- **RECORDS FOR THIS TASK**
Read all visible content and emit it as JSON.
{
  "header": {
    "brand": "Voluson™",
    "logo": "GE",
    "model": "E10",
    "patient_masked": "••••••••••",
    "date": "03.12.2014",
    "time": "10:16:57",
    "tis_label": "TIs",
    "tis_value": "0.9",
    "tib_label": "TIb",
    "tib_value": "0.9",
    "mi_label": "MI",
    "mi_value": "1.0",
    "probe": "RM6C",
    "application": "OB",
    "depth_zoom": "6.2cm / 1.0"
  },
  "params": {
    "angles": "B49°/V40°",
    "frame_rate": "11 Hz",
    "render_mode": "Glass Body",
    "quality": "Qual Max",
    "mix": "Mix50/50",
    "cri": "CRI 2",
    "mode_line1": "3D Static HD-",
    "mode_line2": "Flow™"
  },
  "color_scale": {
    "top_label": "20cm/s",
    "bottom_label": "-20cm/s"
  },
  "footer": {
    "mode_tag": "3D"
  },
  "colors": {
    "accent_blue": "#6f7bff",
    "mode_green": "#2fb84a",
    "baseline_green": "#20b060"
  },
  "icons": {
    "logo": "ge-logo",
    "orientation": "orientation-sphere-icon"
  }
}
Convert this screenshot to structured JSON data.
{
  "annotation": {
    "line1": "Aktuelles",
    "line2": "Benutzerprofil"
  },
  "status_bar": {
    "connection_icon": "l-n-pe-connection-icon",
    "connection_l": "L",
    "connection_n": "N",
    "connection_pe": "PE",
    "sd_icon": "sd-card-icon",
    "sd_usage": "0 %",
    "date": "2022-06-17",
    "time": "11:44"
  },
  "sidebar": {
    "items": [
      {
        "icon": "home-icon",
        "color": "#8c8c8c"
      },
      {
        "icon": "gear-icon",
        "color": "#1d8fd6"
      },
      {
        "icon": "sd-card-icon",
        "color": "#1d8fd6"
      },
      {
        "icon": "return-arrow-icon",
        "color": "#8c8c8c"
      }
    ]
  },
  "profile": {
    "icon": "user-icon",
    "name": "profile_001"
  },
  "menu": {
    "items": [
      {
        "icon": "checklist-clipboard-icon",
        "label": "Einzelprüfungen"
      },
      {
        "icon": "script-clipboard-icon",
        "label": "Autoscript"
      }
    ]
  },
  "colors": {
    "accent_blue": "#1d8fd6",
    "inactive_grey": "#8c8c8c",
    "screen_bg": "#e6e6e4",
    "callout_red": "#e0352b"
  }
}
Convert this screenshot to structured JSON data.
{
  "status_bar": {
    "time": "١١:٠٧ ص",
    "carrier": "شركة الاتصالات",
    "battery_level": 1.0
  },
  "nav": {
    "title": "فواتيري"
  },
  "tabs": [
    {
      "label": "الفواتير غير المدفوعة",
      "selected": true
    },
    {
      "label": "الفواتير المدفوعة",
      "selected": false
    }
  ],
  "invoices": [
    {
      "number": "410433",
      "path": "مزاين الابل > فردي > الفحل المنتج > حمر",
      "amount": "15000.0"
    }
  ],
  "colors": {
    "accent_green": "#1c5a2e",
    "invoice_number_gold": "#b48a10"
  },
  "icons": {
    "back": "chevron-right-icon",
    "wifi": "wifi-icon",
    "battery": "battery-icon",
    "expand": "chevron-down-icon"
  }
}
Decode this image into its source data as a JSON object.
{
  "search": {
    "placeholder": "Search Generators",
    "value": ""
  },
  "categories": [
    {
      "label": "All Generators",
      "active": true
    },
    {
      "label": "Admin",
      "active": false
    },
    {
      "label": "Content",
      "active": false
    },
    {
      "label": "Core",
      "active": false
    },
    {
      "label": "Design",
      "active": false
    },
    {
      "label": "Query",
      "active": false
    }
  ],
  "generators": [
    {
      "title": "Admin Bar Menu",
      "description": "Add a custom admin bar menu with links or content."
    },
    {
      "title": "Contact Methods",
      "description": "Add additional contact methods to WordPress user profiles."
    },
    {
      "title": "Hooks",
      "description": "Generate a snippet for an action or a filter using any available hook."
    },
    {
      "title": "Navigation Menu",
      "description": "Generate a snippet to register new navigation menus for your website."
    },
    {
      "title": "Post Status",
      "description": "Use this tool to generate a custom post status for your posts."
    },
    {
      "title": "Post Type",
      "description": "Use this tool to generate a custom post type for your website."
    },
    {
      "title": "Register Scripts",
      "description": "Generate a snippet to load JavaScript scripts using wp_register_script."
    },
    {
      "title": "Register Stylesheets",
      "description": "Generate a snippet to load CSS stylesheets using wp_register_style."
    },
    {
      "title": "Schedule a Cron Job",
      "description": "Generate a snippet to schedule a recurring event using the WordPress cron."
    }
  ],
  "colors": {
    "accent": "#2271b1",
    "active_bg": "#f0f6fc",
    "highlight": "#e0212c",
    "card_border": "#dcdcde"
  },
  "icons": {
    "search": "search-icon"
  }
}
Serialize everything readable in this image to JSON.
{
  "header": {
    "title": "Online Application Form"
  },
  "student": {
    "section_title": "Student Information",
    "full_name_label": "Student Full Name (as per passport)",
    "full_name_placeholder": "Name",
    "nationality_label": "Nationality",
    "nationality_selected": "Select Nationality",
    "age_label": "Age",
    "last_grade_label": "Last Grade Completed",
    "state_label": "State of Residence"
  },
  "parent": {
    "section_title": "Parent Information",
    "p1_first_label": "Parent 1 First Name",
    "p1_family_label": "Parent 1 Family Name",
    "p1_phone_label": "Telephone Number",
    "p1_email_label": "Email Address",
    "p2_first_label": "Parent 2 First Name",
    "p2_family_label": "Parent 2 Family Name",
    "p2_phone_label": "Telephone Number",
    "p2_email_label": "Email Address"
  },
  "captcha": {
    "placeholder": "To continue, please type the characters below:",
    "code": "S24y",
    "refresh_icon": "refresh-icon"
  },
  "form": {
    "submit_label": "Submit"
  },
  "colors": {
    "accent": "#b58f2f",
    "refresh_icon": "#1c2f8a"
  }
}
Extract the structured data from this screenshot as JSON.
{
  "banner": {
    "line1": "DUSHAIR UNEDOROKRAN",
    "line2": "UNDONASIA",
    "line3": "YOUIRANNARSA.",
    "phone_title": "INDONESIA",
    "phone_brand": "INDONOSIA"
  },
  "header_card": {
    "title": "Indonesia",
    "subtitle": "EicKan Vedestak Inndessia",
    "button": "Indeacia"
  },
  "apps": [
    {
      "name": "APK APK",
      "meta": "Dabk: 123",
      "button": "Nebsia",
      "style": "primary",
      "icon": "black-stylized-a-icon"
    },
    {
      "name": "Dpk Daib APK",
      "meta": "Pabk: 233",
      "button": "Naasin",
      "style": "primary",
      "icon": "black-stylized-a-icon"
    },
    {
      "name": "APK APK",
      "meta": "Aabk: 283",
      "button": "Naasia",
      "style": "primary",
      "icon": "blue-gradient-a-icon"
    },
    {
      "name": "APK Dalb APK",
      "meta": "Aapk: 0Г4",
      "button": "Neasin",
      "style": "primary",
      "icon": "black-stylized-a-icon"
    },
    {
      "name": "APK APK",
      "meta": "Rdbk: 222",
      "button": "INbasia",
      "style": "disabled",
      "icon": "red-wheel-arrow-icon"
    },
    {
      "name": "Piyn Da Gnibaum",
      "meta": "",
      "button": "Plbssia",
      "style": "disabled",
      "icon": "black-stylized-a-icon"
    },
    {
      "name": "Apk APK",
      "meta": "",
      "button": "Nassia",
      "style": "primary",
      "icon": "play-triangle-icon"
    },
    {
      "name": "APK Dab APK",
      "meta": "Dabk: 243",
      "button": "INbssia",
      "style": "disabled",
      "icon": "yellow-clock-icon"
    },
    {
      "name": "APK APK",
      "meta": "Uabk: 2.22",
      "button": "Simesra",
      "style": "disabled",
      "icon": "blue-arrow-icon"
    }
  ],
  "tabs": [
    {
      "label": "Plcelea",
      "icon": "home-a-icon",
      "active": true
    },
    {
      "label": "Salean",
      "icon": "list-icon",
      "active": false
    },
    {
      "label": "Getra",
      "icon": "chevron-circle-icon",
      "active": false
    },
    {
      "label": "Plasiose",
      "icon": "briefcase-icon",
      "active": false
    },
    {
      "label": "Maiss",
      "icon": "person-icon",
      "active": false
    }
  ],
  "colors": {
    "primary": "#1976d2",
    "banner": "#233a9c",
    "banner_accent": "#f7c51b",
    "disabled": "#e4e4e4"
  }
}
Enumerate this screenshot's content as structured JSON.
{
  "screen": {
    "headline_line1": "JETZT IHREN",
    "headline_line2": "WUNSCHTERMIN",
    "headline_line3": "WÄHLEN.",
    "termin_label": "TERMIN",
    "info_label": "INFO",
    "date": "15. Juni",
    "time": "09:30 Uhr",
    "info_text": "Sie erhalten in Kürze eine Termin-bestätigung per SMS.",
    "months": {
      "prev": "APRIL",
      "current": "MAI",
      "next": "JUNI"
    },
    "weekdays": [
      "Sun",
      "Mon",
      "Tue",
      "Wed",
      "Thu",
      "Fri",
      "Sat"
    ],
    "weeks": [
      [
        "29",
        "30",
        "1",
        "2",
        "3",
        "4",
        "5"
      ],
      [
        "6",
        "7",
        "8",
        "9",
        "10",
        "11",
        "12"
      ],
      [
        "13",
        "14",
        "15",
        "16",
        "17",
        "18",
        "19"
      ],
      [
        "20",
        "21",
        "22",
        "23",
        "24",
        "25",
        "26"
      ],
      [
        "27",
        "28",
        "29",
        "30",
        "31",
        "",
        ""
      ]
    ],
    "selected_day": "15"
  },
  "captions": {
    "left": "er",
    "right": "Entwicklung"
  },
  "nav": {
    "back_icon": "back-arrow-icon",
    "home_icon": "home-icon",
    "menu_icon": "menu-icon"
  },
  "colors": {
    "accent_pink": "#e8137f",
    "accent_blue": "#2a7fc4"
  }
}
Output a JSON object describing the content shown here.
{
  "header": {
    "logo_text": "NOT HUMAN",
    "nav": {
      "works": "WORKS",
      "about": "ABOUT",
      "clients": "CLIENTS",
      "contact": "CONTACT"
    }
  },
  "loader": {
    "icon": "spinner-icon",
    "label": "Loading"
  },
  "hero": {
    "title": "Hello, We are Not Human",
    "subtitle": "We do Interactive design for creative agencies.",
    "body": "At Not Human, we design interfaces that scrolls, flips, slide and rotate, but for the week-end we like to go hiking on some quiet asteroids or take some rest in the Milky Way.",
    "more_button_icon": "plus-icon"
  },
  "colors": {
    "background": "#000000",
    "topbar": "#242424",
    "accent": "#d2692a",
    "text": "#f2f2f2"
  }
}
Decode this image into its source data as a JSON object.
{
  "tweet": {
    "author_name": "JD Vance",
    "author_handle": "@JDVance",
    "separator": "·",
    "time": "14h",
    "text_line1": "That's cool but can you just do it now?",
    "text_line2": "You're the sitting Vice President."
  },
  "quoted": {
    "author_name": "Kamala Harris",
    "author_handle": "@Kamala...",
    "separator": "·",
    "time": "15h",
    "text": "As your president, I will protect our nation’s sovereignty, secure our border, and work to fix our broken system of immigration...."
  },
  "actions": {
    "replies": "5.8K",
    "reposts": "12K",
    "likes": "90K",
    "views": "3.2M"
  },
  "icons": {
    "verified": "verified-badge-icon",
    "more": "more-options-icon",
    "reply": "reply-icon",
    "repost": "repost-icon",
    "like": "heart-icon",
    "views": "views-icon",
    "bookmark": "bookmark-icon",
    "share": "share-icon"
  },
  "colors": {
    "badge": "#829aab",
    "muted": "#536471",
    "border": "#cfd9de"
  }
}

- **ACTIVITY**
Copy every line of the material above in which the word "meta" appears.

- **OUTPUT BELOW**
      "meta": "Dabk: 123",
      "meta": "Pabk: 233",
      "meta": "Aabk: 283",
      "meta": "Aapk: 0Г4",
      "meta": "Rdbk: 222",
      "meta": "",
      "meta": "",
      "meta": "Dabk: 243",
      "meta": "Uabk: 2.22",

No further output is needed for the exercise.